Rip & Tan: You’ve built an impressive water conservation system throughout the property—how does greywater recycling work? Could anyone could implement this system in their homes, or is there a simpler way for the average homeowner to be more ecologically conscious?  

Cassandra & Susan: Running this farm has been an eye opening experience when it comes to learning about the importance of water conversation.  Greywater recycling in its simplest form is taking the of waste water from showers, sinks, dishwashers or baths to reuse for non-potable water uses such as irrigation or flushing toilets.  According to a report from the UN 2.7 billion people will face water shortage problems by 2025, which is not very long off.  Sustainable living in a small way is not as scary as some might think and is so wonderful that people are starting to normalize the conversation.  Baby steps like turning off the faucet while brushing your teeth makes a big difference, also learning about where your water comes from on a local level and how it gets to you is so important.  Knowledge is power!

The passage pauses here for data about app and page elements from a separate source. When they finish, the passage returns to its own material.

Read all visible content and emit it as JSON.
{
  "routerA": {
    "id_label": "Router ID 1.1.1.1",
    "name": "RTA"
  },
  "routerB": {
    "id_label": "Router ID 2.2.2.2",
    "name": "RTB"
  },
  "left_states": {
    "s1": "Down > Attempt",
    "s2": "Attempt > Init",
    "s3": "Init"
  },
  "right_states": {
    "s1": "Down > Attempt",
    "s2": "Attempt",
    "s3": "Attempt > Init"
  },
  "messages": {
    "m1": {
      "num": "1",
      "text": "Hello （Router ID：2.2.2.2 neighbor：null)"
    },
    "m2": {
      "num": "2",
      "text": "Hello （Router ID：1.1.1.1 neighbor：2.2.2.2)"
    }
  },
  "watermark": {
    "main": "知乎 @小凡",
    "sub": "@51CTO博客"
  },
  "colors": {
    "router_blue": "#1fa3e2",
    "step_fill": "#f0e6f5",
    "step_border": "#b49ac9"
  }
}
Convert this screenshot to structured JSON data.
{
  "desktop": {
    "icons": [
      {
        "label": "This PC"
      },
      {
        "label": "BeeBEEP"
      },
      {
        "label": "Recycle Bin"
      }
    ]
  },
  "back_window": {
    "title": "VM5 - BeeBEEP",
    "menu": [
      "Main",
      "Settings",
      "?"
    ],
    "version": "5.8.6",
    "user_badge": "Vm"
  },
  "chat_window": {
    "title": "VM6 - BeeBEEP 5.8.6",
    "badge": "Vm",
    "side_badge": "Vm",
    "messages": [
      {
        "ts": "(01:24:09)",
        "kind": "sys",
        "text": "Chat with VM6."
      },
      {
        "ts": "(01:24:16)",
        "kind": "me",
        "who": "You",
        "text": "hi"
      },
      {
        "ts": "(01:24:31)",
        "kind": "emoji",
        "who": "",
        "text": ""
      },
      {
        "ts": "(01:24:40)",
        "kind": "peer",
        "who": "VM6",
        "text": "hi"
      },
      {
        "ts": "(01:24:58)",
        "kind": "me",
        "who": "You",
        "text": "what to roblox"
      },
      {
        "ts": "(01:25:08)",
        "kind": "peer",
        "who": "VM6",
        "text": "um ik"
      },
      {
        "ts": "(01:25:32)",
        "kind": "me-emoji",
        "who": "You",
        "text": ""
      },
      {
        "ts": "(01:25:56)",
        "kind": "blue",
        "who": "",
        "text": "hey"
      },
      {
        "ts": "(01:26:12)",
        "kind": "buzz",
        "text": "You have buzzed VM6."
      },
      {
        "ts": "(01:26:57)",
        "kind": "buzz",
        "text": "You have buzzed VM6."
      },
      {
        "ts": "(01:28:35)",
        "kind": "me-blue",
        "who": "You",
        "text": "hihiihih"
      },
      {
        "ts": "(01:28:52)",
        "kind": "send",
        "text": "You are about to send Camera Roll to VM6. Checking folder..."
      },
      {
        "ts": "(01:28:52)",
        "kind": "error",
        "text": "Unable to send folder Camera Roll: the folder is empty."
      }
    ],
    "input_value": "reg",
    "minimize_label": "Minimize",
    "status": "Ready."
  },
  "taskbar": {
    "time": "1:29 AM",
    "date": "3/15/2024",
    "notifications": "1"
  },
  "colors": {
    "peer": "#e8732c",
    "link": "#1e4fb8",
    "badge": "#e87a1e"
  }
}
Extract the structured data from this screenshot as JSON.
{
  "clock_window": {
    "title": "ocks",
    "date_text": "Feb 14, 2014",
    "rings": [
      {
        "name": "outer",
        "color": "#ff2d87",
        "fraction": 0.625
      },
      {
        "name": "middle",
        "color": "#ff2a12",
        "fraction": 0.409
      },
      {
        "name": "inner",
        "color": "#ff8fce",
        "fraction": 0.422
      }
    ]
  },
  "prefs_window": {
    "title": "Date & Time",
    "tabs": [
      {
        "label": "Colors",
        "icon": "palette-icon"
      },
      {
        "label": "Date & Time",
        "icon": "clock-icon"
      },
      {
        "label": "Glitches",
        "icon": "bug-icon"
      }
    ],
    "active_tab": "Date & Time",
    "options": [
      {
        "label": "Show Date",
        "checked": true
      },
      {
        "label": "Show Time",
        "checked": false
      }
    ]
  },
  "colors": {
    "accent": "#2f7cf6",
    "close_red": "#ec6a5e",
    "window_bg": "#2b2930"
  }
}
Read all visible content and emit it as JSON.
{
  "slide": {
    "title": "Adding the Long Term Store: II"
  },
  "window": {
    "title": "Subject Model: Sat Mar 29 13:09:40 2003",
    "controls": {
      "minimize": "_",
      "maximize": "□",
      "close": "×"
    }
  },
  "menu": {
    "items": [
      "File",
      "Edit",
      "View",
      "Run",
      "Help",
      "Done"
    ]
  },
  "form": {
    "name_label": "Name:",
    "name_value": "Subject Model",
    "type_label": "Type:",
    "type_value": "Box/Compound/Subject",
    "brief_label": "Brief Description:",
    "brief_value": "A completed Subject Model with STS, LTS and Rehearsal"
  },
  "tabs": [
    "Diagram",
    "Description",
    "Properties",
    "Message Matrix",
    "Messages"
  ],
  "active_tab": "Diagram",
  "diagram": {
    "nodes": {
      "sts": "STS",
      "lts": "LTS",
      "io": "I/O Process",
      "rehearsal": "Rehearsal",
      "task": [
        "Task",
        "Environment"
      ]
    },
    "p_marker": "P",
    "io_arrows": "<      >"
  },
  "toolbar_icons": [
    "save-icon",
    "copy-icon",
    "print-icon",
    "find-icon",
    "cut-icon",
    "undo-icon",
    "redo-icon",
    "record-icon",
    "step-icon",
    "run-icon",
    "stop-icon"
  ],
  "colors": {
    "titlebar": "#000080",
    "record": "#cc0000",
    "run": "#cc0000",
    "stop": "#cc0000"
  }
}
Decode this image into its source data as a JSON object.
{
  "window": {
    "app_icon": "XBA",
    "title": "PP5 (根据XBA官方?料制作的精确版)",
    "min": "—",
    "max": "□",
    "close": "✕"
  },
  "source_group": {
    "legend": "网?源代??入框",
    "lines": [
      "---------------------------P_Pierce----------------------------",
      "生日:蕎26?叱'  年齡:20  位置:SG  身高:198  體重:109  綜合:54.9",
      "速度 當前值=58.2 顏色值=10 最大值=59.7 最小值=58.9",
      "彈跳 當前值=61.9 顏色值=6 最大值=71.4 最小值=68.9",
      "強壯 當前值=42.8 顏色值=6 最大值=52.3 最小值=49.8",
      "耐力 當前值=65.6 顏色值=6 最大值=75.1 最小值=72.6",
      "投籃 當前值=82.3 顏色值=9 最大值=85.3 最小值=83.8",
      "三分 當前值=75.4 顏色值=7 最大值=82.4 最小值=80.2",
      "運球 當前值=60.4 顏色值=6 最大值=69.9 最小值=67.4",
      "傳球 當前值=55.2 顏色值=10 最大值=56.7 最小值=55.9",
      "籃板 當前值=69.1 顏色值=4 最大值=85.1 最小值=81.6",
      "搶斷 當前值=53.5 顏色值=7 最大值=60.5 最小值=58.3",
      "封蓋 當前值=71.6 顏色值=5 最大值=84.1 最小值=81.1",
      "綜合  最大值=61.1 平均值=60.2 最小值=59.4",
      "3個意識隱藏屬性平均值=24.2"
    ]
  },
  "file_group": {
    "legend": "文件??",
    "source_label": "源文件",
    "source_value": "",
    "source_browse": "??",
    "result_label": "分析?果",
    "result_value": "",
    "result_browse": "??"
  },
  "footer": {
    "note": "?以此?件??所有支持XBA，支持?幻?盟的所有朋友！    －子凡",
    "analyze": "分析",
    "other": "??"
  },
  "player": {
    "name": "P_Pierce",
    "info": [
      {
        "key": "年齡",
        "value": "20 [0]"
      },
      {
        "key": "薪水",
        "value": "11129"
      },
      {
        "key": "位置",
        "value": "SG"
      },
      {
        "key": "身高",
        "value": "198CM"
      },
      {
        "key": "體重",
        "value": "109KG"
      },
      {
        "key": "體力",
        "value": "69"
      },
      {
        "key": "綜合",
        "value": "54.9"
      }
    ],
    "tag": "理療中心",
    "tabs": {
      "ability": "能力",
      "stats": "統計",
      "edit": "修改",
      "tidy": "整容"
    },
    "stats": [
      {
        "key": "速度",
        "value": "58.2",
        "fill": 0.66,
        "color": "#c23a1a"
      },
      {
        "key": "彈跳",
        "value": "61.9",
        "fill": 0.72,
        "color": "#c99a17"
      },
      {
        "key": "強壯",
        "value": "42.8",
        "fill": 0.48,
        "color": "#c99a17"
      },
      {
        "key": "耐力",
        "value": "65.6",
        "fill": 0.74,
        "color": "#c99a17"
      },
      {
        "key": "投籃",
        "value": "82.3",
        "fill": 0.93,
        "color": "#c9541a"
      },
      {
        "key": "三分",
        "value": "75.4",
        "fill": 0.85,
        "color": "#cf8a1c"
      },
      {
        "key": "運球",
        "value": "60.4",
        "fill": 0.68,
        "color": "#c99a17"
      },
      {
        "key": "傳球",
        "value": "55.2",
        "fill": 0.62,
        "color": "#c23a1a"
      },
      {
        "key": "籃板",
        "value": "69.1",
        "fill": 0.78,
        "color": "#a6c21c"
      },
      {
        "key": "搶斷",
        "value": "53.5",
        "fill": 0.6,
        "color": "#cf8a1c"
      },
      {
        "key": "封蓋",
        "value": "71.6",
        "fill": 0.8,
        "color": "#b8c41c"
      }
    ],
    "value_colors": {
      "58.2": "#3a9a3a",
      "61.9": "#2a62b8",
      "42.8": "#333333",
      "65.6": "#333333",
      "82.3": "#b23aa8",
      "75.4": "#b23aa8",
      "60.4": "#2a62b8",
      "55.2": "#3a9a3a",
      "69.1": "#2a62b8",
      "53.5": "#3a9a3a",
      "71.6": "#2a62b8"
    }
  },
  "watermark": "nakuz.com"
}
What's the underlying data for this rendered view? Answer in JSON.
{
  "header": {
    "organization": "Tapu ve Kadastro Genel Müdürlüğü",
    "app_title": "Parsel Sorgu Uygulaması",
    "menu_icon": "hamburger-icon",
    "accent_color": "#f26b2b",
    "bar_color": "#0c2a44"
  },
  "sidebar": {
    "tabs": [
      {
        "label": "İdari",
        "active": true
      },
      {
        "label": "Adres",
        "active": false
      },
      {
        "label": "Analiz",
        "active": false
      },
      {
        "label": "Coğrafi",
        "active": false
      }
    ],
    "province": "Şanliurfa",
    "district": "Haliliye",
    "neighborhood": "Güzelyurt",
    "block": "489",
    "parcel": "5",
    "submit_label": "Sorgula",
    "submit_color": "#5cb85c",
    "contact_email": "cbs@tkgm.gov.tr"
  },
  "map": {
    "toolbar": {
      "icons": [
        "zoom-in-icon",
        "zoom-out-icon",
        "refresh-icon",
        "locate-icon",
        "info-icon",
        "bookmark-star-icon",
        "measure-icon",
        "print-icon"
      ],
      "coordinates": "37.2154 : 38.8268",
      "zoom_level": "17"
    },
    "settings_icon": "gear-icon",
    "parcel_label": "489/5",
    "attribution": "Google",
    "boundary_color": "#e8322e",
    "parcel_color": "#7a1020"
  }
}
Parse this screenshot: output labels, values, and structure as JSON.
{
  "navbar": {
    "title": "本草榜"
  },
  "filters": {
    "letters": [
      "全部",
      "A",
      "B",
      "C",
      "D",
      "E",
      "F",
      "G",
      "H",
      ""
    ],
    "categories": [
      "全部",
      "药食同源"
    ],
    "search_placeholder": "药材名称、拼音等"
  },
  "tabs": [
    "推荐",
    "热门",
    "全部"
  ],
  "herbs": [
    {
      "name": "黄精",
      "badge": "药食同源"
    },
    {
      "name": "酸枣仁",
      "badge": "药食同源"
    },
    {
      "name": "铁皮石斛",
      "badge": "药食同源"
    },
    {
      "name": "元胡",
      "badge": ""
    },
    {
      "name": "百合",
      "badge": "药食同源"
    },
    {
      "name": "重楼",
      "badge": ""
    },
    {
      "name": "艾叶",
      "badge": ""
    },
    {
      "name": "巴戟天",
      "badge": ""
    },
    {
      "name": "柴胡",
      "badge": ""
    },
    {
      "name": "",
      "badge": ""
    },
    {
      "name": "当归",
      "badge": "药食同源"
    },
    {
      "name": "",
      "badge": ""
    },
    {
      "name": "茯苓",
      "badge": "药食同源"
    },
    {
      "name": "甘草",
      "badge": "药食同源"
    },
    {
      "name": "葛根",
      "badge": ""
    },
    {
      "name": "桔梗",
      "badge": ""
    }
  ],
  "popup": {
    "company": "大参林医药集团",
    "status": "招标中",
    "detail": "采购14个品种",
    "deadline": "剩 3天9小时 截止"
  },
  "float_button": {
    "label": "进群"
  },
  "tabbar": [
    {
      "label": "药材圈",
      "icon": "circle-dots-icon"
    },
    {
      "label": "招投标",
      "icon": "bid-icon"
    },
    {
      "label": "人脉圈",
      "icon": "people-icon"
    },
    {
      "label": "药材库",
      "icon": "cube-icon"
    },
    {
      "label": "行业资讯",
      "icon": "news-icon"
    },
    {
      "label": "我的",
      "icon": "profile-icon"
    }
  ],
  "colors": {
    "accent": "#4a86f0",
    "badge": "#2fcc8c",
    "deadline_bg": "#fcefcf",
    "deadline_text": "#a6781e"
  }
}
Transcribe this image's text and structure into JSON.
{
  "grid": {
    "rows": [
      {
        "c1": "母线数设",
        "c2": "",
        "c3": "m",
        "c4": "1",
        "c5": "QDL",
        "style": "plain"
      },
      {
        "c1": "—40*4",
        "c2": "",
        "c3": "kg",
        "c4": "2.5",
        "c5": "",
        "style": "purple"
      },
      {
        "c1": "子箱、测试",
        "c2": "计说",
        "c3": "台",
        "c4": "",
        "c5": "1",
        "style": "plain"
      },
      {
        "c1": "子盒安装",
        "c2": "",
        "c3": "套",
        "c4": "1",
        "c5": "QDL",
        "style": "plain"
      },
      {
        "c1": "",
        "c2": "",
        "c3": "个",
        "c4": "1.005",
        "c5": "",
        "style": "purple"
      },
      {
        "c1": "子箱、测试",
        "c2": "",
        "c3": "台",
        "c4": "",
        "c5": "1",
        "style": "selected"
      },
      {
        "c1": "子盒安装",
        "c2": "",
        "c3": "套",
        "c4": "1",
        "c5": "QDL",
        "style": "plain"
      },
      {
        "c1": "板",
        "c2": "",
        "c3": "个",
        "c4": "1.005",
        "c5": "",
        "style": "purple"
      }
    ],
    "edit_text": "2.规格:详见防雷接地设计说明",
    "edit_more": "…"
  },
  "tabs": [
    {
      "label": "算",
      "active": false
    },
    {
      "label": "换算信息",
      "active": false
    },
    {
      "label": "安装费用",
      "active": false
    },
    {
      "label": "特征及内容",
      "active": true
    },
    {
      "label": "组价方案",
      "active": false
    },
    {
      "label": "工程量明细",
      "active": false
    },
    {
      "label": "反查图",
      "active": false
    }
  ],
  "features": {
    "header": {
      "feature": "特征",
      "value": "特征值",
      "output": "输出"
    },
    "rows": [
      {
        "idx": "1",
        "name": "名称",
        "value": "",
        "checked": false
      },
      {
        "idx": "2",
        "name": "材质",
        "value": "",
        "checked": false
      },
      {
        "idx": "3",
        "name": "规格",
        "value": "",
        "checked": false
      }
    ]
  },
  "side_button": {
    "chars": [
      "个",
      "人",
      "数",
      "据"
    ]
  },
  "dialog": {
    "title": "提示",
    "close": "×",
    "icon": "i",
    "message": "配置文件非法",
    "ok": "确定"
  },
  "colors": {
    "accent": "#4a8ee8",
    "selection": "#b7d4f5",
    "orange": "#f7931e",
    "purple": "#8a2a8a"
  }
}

Rip & Tan: How did you approach the decor? What energy or mood does it communicate to your guests?

Cassandra & Susan: The décor is eclectic, meant for people to feel instantly at home but also a little inspired. We restored the original home and outbuildings with mix of Spanish and Mexican antiques, mostly found while travelling and at auctions and we like to have an Asian piece in each room.  In the 1800s ships would come from Asian into California’s harbors with trunks of beautiful Chinese porcelains, extravagant silk and colorful shawls, you can find a lot of those pieces in California missions; it’s incredible to imagine a missionary travelling with them on horseback!  In essence we want to create a true California feel.

Rip & Tan: Aside from lodging, can you describe the various add-on services offered?

Cassandra & Susan: Our goal is to tailor each experience to our guests needs.  We can offer complete peace and serenity to be alone with your thoughts and nature or elevate the experience by bringing in a private chef, organizing private yoga sessions, body work or massage.  We are lucky to work with many vendors local to the Ojai community that are experts in their craft and we’ve learned so much from them.  For us it’s important to have sustainability live hand in hand with a luxurious experience.  We only carry non-toxic laundry detergent, bath products from True Botanicals, shampoos and conditioners from Bogue Milk Soaps and all our beds are outfitted with crazy soft, eco-friendly bedding from Parachute Home.  We’re planning to segue into more events, workshops and retreats so that more people can experience the farm to learn more about sustainable farming and living practices.